EXERCISE OBJECTIVE: Search the material below for lines containing the string "title", and copy every one you find.

DATA FOR REVIEW:
┏━━

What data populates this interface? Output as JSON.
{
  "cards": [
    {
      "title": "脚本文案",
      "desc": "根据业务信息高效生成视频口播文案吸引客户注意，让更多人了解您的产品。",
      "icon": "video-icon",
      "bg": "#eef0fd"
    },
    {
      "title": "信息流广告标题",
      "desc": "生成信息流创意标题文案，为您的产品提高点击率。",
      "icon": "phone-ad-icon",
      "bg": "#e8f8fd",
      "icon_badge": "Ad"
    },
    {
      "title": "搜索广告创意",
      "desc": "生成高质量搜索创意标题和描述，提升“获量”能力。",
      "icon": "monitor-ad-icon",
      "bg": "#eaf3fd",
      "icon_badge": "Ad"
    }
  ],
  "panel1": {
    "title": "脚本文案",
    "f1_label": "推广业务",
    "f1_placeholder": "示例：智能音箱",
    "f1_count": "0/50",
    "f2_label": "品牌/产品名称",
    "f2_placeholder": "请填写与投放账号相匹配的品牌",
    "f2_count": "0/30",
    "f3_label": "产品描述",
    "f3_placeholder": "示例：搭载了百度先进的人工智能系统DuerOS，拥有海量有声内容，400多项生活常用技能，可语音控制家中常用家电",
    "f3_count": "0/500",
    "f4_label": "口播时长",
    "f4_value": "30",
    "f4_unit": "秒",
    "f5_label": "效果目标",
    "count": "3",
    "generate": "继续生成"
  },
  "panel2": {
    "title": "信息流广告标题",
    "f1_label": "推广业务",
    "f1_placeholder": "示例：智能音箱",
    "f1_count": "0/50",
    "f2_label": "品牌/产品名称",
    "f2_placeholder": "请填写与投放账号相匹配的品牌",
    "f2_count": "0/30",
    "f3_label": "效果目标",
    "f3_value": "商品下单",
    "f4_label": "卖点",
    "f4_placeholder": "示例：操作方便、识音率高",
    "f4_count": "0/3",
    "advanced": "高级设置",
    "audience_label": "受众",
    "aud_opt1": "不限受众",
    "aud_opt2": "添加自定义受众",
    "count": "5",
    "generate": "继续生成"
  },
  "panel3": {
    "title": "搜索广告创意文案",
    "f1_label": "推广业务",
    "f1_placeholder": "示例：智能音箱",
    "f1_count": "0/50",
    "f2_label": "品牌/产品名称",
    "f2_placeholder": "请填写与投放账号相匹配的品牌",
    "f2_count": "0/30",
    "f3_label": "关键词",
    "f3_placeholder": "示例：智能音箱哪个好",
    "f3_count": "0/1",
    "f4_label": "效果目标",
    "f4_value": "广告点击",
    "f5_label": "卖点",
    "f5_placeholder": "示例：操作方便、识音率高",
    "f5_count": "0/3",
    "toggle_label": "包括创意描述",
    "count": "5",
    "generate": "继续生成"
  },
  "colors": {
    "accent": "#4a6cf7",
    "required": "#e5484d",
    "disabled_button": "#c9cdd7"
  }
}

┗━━

WRITTEN REPLY:
      "title": "脚本文案",
      "title": "信息流广告标题",
      "title": "搜索广告创意",
    "title": "脚本文案",
    "title": "信息流广告标题",
    "title": "搜索广告创意文案",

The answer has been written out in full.